[Items from an interface collection]
((

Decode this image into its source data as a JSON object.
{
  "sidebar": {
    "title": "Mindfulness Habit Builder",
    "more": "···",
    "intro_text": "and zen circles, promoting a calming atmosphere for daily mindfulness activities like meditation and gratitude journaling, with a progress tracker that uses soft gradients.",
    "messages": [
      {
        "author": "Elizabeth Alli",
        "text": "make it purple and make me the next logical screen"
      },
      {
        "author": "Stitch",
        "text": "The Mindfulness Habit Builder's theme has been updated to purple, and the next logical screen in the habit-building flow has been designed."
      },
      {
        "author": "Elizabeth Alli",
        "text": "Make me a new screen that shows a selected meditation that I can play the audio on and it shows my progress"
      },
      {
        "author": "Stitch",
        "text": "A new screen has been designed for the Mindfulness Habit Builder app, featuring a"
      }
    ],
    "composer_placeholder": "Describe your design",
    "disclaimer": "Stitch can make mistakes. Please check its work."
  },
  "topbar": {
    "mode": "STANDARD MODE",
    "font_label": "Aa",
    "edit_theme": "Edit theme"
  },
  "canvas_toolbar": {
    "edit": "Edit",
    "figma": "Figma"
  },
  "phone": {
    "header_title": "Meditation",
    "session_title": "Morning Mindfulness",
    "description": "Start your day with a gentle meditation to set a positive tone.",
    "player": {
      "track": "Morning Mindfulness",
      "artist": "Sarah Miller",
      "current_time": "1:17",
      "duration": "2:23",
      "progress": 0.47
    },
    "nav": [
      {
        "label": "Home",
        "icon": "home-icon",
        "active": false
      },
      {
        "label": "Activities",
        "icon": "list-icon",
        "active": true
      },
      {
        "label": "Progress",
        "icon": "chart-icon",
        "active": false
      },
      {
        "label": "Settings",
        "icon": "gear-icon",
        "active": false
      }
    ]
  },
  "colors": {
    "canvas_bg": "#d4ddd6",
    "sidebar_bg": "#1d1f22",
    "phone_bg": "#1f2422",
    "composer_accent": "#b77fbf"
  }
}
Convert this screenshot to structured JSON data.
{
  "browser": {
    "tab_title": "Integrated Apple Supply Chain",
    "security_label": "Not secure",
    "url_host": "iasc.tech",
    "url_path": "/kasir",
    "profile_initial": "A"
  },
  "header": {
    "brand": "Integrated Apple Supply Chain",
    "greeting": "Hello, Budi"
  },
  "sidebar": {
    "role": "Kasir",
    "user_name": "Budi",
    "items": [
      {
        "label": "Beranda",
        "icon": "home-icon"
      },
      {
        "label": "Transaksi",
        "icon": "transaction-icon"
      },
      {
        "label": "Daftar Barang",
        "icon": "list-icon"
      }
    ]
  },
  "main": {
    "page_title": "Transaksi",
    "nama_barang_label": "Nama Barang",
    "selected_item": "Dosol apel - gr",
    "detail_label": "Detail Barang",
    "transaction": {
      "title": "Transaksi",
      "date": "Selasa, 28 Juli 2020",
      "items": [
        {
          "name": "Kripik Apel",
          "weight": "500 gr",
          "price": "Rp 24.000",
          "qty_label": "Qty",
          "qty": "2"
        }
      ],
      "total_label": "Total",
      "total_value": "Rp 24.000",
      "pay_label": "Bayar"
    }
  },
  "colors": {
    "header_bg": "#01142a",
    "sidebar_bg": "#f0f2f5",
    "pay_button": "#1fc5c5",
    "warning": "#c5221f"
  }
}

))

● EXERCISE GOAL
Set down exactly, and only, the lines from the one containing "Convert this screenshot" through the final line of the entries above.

● RESPONSE FOR THIS EXERCISE
Convert this screenshot to structured JSON data.
{
  "browser": {
    "tab_title": "Integrated Apple Supply Chain",
    "security_label": "Not secure",
    "url_host": "iasc.tech",
    "url_path": "/kasir",
    "profile_initial": "A"
  },
  "header": {
    "brand": "Integrated Apple Supply Chain",
    "greeting": "Hello, Budi"
  },
  "sidebar": {
    "role": "Kasir",
    "user_name": "Budi",
    "items": [
      {
        "label": "Beranda",
        "icon": "home-icon"
      },
      {
        "label": "Transaksi",
        "icon": "transaction-icon"
      },
      {
        "label": "Daftar Barang",
        "icon": "list-icon"
      }
    ]
  },
  "main": {
    "page_title": "Transaksi",
    "nama_barang_label": "Nama Barang",
    "selected_item": "Dosol apel - gr",
    "detail_label": "Detail Barang",
    "transaction": {
      "title": "Transaksi",
      "date": "Selasa, 28 Juli 2020",
      "items": [
        {
          "name": "Kripik Apel",
          "weight": "500 gr",
          "price": "Rp 24.000",
          "qty_label": "Qty",
          "qty": "2"
        }
      ],
      "total_label": "Total",
      "total_value": "Rp 24.000",
      "pay_label": "Bayar"
    }
  },
  "colors": {
    "header_bg": "#01142a",
    "sidebar_bg": "#f0f2f5",
    "pay_button": "#1fc5c5",
    "warning": "#c5221f"
  }
}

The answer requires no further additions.